- CAMFT Code of Ethics, 2011
8.4 DUAL ROLES: Marriage and family therapists avoid providing both treatment and evaluations for the same clients or treatment units in legal proceedings such as child custody, visitation, dependency, or guardianship proceedings, unless otherwise required by law or initially appointed pursuant to court order.
- NASW Code of Ethics, 2017
1.06 Conflicts of Interest …. Social workers who anticipate a conflict of interest among the individuals receiving services or who anticipate having to perform in potentially conflicting roles (for example, when a social worker is asked to testify in a child custody dispute or divorce proceedings involving clients) should clarify their role with the parties involved and take appropriate action to minimize any conflict of interest.
- NBCC Code of Ethics, 2016
58. NCCs shall not provide forensic evaluation services concerning current or past clients or client’s family members.

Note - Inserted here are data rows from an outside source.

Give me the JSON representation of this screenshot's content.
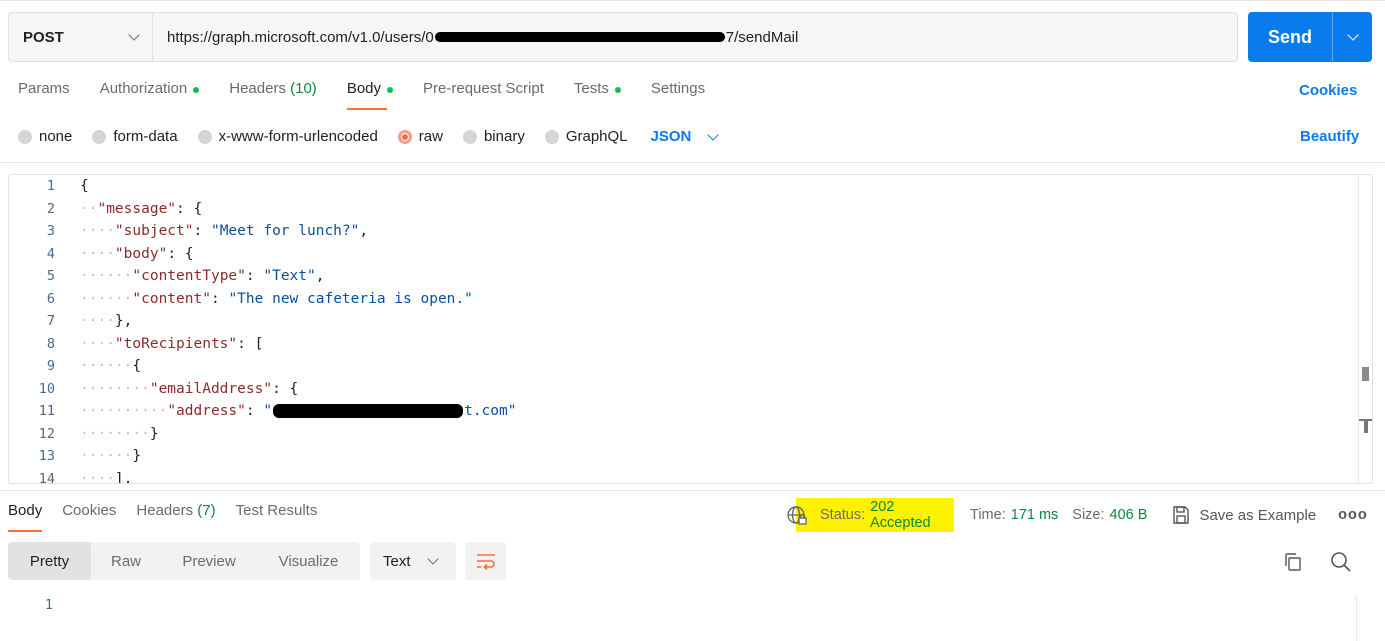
{
  "request": {
    "method": "POST",
    "url_prefix": "https://graph.microsoft.com/v1.0/users/0",
    "url_suffix": "7/sendMail",
    "send_label": "Send"
  },
  "request_tabs": {
    "params": "Params",
    "authorization": "Authorization",
    "headers": "Headers",
    "headers_count": "(10)",
    "body": "Body",
    "prerequest": "Pre-request Script",
    "tests": "Tests",
    "settings": "Settings",
    "cookies": "Cookies"
  },
  "body_types": {
    "none": "none",
    "form_data": "form-data",
    "urlencoded": "x-www-form-urlencoded",
    "raw": "raw",
    "binary": "binary",
    "graphql": "GraphQL",
    "format": "JSON",
    "beautify": "Beautify"
  },
  "editor": {
    "line_numbers": [
      "1",
      "2",
      "3",
      "4",
      "5",
      "6",
      "7",
      "8",
      "9",
      "10",
      "11",
      "12",
      "13",
      "14"
    ],
    "code": {
      "l1": "{",
      "l2_key": "\"message\"",
      "l2_rest": ": {",
      "l3_key": "\"subject\"",
      "l3_val": "\"Meet for lunch?\"",
      "l3_end": ",",
      "l4_key": "\"body\"",
      "l4_rest": ": {",
      "l5_key": "\"contentType\"",
      "l5_val": "\"Text\"",
      "l5_end": ",",
      "l6_key": "\"content\"",
      "l6_val": "\"The new cafeteria is open.\"",
      "l7": "},",
      "l8_key": "\"toRecipients\"",
      "l8_rest": ": [",
      "l9": "{",
      "l10_key": "\"emailAddress\"",
      "l10_rest": ": {",
      "l11_key": "\"address\"",
      "l11_val_start": "\"",
      "l11_val_end": "t.com\"",
      "l12": "}",
      "l13": "}",
      "l14": "],"
    }
  },
  "response": {
    "tabs": {
      "body": "Body",
      "cookies": "Cookies",
      "headers": "Headers",
      "headers_count": "(7)",
      "test_results": "Test Results"
    },
    "status_label": "Status:",
    "status_value": "202 Accepted",
    "time_label": "Time:",
    "time_value": "171 ms",
    "size_label": "Size:",
    "size_value": "406 B",
    "save_example": "Save as Example",
    "more": "ooo",
    "views": {
      "pretty": "Pretty",
      "raw": "Raw",
      "preview": "Preview",
      "visualize": "Visualize"
    },
    "format": "Text",
    "line_numbers": [
      "1"
    ]
  },
  "colors": {
    "accent": "#ff6c37",
    "primary": "#097bed",
    "success": "#0cbb52",
    "highlight": "#fef200"
  }
}
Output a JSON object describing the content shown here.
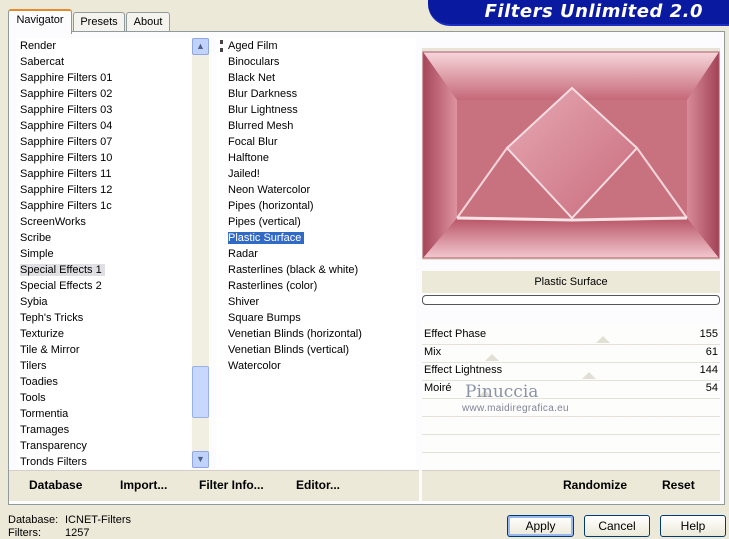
{
  "banner": {
    "title": "Filters Unlimited 2.0"
  },
  "tabs": [
    {
      "label": "Navigator"
    },
    {
      "label": "Presets"
    },
    {
      "label": "About"
    }
  ],
  "categories": [
    {
      "label": "Render"
    },
    {
      "label": "Sabercat"
    },
    {
      "label": "Sapphire Filters 01"
    },
    {
      "label": "Sapphire Filters 02"
    },
    {
      "label": "Sapphire Filters 03"
    },
    {
      "label": "Sapphire Filters 04"
    },
    {
      "label": "Sapphire Filters 07"
    },
    {
      "label": "Sapphire Filters 10"
    },
    {
      "label": "Sapphire Filters 11"
    },
    {
      "label": "Sapphire Filters 12"
    },
    {
      "label": "Sapphire Filters 1c"
    },
    {
      "label": "ScreenWorks"
    },
    {
      "label": "Scribe"
    },
    {
      "label": "Simple"
    },
    {
      "label": "Special Effects 1"
    },
    {
      "label": "Special Effects 2"
    },
    {
      "label": "Sybia"
    },
    {
      "label": "Teph's Tricks"
    },
    {
      "label": "Texturize"
    },
    {
      "label": "Tile & Mirror"
    },
    {
      "label": "Tilers"
    },
    {
      "label": "Toadies"
    },
    {
      "label": "Tools"
    },
    {
      "label": "Tormentia"
    },
    {
      "label": "Tramages"
    },
    {
      "label": "Transparency"
    },
    {
      "label": "Tronds Filters"
    }
  ],
  "filters": [
    {
      "label": "Aged Film"
    },
    {
      "label": "Binoculars"
    },
    {
      "label": "Black Net"
    },
    {
      "label": "Blur Darkness"
    },
    {
      "label": "Blur Lightness"
    },
    {
      "label": "Blurred Mesh"
    },
    {
      "label": "Focal Blur"
    },
    {
      "label": "Halftone"
    },
    {
      "label": "Jailed!"
    },
    {
      "label": "Neon Watercolor"
    },
    {
      "label": "Pipes (horizontal)"
    },
    {
      "label": "Pipes (vertical)"
    },
    {
      "label": "Plastic Surface"
    },
    {
      "label": "Radar"
    },
    {
      "label": "Rasterlines (black & white)"
    },
    {
      "label": "Rasterlines (color)"
    },
    {
      "label": "Shiver"
    },
    {
      "label": "Square Bumps"
    },
    {
      "label": "Venetian Blinds (horizontal)"
    },
    {
      "label": "Venetian Blinds (vertical)"
    },
    {
      "label": "Watercolor"
    }
  ],
  "left_actions": {
    "database": "Database",
    "import": "Import...",
    "filter_info": "Filter Info...",
    "editor": "Editor..."
  },
  "filter_name": "Plastic Surface",
  "params": [
    {
      "name": "Effect Phase",
      "value": "155"
    },
    {
      "name": "Mix",
      "value": "61"
    },
    {
      "name": "Effect Lightness",
      "value": "144"
    },
    {
      "name": "Moiré",
      "value": "54"
    }
  ],
  "watermark": {
    "name": "Pinuccia",
    "url": "www.maidiregrafica.eu"
  },
  "right_actions": {
    "randomize": "Randomize",
    "reset": "Reset"
  },
  "status": {
    "database_label": "Database:",
    "database_value": "ICNET-Filters",
    "filters_label": "Filters:",
    "filters_value": "1257"
  },
  "buttons": {
    "apply": "Apply",
    "cancel": "Cancel",
    "help": "Help"
  }
}
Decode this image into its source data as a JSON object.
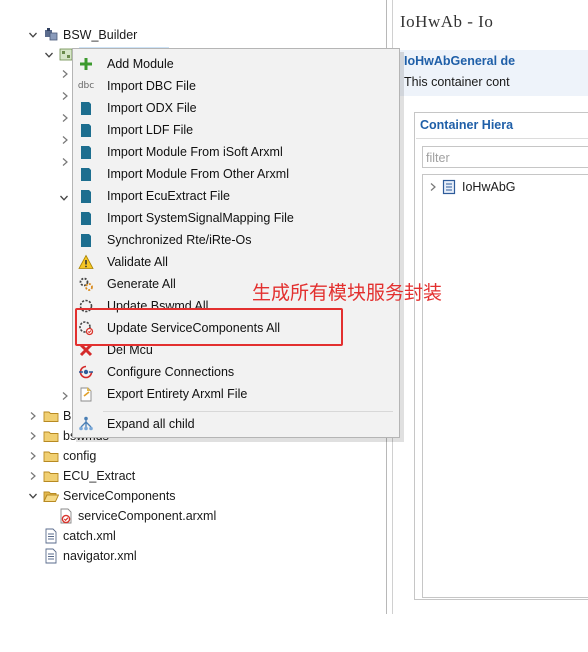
{
  "explorer": {
    "root": {
      "label": "BSW_Builder",
      "icon": "project-icon"
    },
    "visible_items": [
      {
        "label": "BS",
        "icon": "folder-icon"
      },
      {
        "label": "bswmds",
        "icon": "folder-icon"
      },
      {
        "label": "config",
        "icon": "folder-icon"
      },
      {
        "label": "ECU_Extract",
        "icon": "folder-icon"
      },
      {
        "label": "ServiceComponents",
        "icon": "folder-open-icon"
      },
      {
        "label": "serviceComponent.arxml",
        "icon": "arxml-file-icon"
      },
      {
        "label": "catch.xml",
        "icon": "xml-file-icon"
      },
      {
        "label": "navigator.xml",
        "icon": "xml-file-icon"
      }
    ]
  },
  "context_menu": {
    "items": [
      {
        "label": "Add Module",
        "icon": "add-icon"
      },
      {
        "label": "Import DBC File",
        "icon": "dbc-icon",
        "icon_text": "dbc"
      },
      {
        "label": "Import ODX File",
        "icon": "import-icon"
      },
      {
        "label": "Import LDF File",
        "icon": "import-icon"
      },
      {
        "label": "Import Module From iSoft Arxml",
        "icon": "import-icon"
      },
      {
        "label": "Import Module From Other Arxml",
        "icon": "import-icon"
      },
      {
        "label": "Import EcuExtract File",
        "icon": "import-icon"
      },
      {
        "label": "Import SystemSignalMapping File",
        "icon": "import-icon"
      },
      {
        "label": "Synchronized Rte/iRte-Os",
        "icon": "sync-icon"
      },
      {
        "label": "Validate All",
        "icon": "warning-icon"
      },
      {
        "label": "Generate All",
        "icon": "generate-icon"
      },
      {
        "label": "Update Bswmd All",
        "icon": "update-icon"
      },
      {
        "label": "Update ServiceComponents All",
        "icon": "update-service-icon"
      },
      {
        "label": "Del Mcu",
        "icon": "delete-icon"
      },
      {
        "label": "Configure Connections",
        "icon": "connections-icon"
      },
      {
        "label": "Export Entirety Arxml File",
        "icon": "export-icon"
      },
      {
        "label": "Expand all child",
        "icon": "expand-tree-icon"
      }
    ]
  },
  "editor": {
    "title": "IoHwAb - Io",
    "section_title": "IoHwAbGeneral de",
    "section_desc": "This container cont",
    "panel_title": "Container Hiera",
    "filter_placeholder": "filter",
    "tree_item": "IoHwAbG"
  },
  "annotation": {
    "text": "生成所有模块服务封装",
    "color": "#e3302f"
  },
  "colors": {
    "menu_bg": "#f2f2f2",
    "accent_blue": "#1f5fa8",
    "folder": "#e8c15a"
  }
}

Also, NCCs shall not provide forensic evaluation services regarding their own family members, friends or professional associates.
7.7 Separation of Custody Evaluation from Therapy. Marriage and family therapists avoid conflicts of interest in treating minors or adults involved in custody or visitation actions by not performing evaluations for custody, residence, or visitation of the minor. Marriage and family therapists who treat minors may provide the court or mental health professional performing the evaluation with information about the minor from the marriage and family therapist’s perspective as a treating marriage and family therapist, so long as the marriage and family therapist obtains appropriate consents to release information.
American Psychological Association (APA) (2016): A psychologist refrains from entering into a multiple relationship if the multiple relationship could reasonably be expected to impair the psychologist’s objectivity, competence, or effectiveness in performing his or her functions as a psychologist, or otherwise risks exploitation or harm to the person with whom the professional relationship exists.
National Association of Social Workers (NASW) (2017): Social workers should not engage in dual or multiple relationships with clients or former clients in which there is a risk of exploitation or potential harm to the client. In instances when dual or multiple relationships are unavoidable, social workers should take steps to protect clients and are responsible for setting clear, appropriate, and culturally sensitive boundaries.
California Association of Marriage and Family Therapists (CAMFT) (2011): Marriage and family therapists therefore avoid dual relationships with patients that are reasonably likely to impair professional judgment or lead to exploitation.